** What needs to be done **
From the first record through the last, copy each one exactly.

[Data about app and page elements]

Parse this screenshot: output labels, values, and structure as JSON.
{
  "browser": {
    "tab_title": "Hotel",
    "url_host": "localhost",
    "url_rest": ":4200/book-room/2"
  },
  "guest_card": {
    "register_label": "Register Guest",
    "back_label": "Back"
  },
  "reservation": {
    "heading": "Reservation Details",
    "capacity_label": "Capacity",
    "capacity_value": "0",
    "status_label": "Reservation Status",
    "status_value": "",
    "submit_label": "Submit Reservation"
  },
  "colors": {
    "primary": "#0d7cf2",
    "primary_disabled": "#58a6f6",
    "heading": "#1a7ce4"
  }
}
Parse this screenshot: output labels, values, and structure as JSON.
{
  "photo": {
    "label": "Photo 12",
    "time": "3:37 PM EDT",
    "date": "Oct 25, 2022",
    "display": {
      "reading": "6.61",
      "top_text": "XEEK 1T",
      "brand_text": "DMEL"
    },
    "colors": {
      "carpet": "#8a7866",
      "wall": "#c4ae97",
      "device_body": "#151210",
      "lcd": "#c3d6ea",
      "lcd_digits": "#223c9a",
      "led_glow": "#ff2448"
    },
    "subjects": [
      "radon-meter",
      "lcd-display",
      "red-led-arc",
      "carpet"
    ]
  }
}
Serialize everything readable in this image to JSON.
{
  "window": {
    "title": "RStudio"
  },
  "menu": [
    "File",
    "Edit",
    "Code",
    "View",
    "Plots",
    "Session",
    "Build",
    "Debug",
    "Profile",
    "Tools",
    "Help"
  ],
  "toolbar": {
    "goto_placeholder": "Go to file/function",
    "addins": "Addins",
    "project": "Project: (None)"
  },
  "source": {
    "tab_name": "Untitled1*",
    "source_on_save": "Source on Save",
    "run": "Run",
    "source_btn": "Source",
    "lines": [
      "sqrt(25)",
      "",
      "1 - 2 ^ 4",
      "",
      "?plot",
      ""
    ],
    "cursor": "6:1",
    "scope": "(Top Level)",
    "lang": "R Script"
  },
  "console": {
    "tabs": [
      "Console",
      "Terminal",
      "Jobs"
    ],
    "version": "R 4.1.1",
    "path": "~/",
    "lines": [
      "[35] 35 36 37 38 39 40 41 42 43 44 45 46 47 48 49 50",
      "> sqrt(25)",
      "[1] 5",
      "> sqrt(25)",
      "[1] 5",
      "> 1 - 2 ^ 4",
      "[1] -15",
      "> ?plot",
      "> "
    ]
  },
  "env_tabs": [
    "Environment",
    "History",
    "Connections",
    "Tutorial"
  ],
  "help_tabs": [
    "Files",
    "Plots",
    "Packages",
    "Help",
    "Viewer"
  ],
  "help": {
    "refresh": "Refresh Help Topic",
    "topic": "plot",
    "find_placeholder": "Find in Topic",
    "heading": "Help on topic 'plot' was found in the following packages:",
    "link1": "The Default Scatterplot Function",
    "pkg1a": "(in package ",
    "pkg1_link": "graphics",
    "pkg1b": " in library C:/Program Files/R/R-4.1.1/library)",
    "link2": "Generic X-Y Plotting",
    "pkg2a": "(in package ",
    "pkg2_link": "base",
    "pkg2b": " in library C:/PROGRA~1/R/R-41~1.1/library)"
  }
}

** Written response **
Parse this screenshot: output labels, values, and structure as JSON.
{
  "browser": {
    "tab_title": "Hotel",
    "url_host": "localhost",
    "url_rest": ":4200/book-room/2"
  },
  "guest_card": {
    "register_label": "Register Guest",
    "back_label": "Back"
  },
  "reservation": {
    "heading": "Reservation Details",
    "capacity_label": "Capacity",
    "capacity_value": "0",
    "status_label": "Reservation Status",
    "status_value": "",
    "submit_label": "Submit Reservation"
  },
  "colors": {
    "primary": "#0d7cf2",
    "primary_disabled": "#58a6f6",
    "heading": "#1a7ce4"
  }
}
Parse this screenshot: output labels, values, and structure as JSON.
{
  "photo": {
    "label": "Photo 12",
    "time": "3:37 PM EDT",
    "date": "Oct 25, 2022",
    "display": {
      "reading": "6.61",
      "top_text": "XEEK 1T",
      "brand_text": "DMEL"
    },
    "colors": {
      "carpet": "#8a7866",
      "wall": "#c4ae97",
      "device_body": "#151210",
      "lcd": "#c3d6ea",
      "lcd_digits": "#223c9a",
      "led_glow": "#ff2448"
    },
    "subjects": [
      "radon-meter",
      "lcd-display",
      "red-led-arc",
      "carpet"
    ]
  }
}
Serialize everything readable in this image to JSON.
{
  "window": {
    "title": "RStudio"
  },
  "menu": [
    "File",
    "Edit",
    "Code",
    "View",
    "Plots",
    "Session",
    "Build",
    "Debug",
    "Profile",
    "Tools",
    "Help"
  ],
  "toolbar": {
    "goto_placeholder": "Go to file/function",
    "addins": "Addins",
    "project": "Project: (None)"
  },
  "source": {
    "tab_name": "Untitled1*",
    "source_on_save": "Source on Save",
    "run": "Run",
    "source_btn": "Source",
    "lines": [
      "sqrt(25)",
      "",
      "1 - 2 ^ 4",
      "",
      "?plot",
      ""
    ],
    "cursor": "6:1",
    "scope": "(Top Level)",
    "lang": "R Script"
  },
  "console": {
    "tabs": [
      "Console",
      "Terminal",
      "Jobs"
    ],
    "version": "R 4.1.1",
    "path": "~/",
    "lines": [
      "[35] 35 36 37 38 39 40 41 42 43 44 45 46 47 48 49 50",
      "> sqrt(25)",
      "[1] 5",
      "> sqrt(25)",
      "[1] 5",
      "> 1 - 2 ^ 4",
      "[1] -15",
      "> ?plot",
      "> "
    ]
  },
  "env_tabs": [
    "Environment",
    "History",
    "Connections",
    "Tutorial"
  ],
  "help_tabs": [
    "Files",
    "Plots",
    "Packages",
    "Help",
    "Viewer"
  ],
  "help": {
    "refresh": "Refresh Help Topic",
    "topic": "plot",
    "find_placeholder": "Find in Topic",
    "heading": "Help on topic 'plot' was found in the following packages:",
    "link1": "The Default Scatterplot Function",
    "pkg1a": "(in package ",
    "pkg1_link": "graphics",
    "pkg1b": " in library C:/Program Files/R/R-4.1.1/library)",
    "link2": "Generic X-Y Plotting",
    "pkg2a": "(in package ",
    "pkg2_link": "base",
    "pkg2b": " in library C:/PROGRA~1/R/R-41~1.1/library)"
  }
}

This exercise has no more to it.